Insight into Atlanta’s Craft Labor Shortage
The SaportaReport, which provides insights on Atlanta from veteran journalists, posted an interesting article featuring guest columnist Kevin Kuntz. Kuntz is the president of the Southeast Division of McCarthy Building Co., Inc. and president of the Associated General Contractors of Georgia. Kuntz’s article ‘Solving Atlanta’s craft labor shortage: Changing perceptions, continuing education” can be found here. Here are some takeaways from the article:
Did you know that Georgia has been ranked as the best state in the United States for doing business for five consecutive years? A large chunk of businesses are relocating to metro Atlanta to set up operations; however, there are 225,000 unfilled positions in Georgia. 53,000 of those are craft labor openings, per the Construction Labor Market Analyzer. Unfortunately, as Kuntz mentions, “if skilled trades and professions can’t keep up with employer demands, businesses will lose their appetite for developing in our city.”

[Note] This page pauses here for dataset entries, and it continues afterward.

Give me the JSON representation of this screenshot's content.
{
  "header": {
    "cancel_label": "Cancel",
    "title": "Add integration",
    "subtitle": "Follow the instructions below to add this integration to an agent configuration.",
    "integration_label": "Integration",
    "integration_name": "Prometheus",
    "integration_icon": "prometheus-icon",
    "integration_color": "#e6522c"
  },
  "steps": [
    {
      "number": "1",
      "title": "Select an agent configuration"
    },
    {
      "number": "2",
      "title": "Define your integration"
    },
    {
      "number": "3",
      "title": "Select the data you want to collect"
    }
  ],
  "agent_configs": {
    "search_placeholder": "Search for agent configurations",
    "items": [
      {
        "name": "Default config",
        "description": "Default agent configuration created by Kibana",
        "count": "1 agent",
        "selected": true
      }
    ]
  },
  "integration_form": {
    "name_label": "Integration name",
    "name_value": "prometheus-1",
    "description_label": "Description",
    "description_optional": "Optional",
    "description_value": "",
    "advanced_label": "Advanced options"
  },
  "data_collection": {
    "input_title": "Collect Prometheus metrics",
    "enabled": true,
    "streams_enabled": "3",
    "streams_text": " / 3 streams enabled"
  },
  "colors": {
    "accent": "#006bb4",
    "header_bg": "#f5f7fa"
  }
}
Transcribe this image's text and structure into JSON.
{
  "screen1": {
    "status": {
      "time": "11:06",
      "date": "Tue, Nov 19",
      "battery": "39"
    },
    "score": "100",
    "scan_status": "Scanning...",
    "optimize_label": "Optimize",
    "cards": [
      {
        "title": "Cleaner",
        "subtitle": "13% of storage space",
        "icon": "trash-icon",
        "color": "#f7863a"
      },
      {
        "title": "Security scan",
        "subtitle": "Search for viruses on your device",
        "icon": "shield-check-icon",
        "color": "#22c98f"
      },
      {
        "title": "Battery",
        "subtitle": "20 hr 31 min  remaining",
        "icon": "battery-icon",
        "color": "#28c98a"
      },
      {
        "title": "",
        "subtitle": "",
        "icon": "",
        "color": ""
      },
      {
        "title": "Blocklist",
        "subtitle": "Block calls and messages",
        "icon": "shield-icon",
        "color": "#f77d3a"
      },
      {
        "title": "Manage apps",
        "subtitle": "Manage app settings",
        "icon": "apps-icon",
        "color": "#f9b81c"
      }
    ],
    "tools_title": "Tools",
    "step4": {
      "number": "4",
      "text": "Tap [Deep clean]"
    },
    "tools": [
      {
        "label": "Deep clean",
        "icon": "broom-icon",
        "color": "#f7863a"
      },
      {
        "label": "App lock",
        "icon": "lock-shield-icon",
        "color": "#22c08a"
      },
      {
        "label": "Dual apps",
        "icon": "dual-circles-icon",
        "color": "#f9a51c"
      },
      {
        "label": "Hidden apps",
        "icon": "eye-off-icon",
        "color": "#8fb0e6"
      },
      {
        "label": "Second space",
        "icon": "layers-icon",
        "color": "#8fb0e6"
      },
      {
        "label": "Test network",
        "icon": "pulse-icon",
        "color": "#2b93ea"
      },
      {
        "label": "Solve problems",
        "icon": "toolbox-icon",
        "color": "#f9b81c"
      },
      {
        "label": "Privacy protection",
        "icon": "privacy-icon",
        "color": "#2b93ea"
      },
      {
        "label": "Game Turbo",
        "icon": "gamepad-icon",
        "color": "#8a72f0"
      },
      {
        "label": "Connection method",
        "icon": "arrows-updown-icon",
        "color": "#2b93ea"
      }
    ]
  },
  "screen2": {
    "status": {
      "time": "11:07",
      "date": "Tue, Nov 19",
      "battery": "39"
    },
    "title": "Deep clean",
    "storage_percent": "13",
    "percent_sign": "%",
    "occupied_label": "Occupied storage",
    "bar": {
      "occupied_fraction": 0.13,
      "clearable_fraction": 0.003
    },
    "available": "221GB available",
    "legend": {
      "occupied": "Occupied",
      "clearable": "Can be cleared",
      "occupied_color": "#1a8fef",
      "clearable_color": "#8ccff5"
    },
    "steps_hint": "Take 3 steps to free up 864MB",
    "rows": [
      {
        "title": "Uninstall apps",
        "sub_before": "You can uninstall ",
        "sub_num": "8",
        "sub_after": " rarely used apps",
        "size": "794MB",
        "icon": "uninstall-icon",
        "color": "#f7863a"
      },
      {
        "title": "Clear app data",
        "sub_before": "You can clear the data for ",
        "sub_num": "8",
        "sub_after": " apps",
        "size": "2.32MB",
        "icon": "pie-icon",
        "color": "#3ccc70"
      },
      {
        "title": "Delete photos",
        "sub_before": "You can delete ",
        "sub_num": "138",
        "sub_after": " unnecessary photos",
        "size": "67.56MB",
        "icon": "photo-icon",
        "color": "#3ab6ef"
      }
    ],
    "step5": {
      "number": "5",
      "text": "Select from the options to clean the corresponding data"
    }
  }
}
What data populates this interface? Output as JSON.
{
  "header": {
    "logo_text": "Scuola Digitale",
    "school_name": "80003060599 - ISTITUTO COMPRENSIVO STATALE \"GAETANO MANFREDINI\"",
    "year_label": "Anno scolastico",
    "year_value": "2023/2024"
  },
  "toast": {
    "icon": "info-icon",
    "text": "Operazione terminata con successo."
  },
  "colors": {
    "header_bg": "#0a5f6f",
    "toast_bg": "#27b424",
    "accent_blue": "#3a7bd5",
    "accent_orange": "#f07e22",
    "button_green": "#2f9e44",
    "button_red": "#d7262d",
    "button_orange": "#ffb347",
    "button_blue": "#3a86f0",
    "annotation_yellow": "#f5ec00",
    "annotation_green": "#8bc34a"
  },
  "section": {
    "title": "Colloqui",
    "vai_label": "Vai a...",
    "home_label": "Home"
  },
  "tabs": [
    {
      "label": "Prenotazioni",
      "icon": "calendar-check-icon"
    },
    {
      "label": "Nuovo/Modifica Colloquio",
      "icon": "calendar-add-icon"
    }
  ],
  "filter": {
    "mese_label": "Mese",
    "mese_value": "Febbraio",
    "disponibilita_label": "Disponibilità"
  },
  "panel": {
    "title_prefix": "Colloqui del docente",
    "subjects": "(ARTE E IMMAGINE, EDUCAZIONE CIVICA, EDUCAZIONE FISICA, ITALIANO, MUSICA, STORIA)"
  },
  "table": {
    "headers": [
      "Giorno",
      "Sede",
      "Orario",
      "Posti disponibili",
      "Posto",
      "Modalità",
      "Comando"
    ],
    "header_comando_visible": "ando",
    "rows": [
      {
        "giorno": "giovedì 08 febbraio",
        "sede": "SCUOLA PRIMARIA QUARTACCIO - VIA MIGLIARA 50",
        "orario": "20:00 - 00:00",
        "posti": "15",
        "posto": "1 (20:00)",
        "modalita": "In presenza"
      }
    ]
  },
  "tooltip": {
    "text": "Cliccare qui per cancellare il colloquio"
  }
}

One major issue is a lack of young professionals available to replace the ones aging out of the work force. For every four-and-a-half to five individuals who are retiring or leaving the industry, there is only one person trickling in. To stay competitive, thousands of new employees are needed. According to the article, young men and women do not see construction as a viable career path. The issue appears to be a misunderstanding of the various opportunities available in construction. Construction is not limited to hard labor. There are opportunities for individuals with minds made for engineering, professionals with leadership skills made for project management, or those with a desire to be on a project site supervising the construction of a building. We know this as professionals who work in the industry, but it’s incredibly important that this is made known to young adults searching for a career path.
Importantly, the shortage of skilled laborers is really an opportunity to increase the amount of women in the industry. According to Kuntz, females only make up nine percent of the construction workforce. Less than three percent of those woman are in production roles. I found Kuntz’s take incredibly insightful:
“Recruiting more women to the construction industry can provide more diverse thinking that improves client service, as well as better reflect the communities for which we build. As we look for a solution to the industry’s labor shortage, we must empower women already in the construction industry to advocate for women entering the job market, showing that there is a place for them in our industry.”
Kuntz noted that the industry can only “do so much on its own.” He encourages those in young people’s lives such as parents, counselors, and educators, to really ‘plant the seeds’ so to speak. There are so many aspects of the industry that require various skills, trades, and passions. With the increase in development, especially in Georgia, going into the industry is one of the safest and wisest choices a young person could make.
Read more here.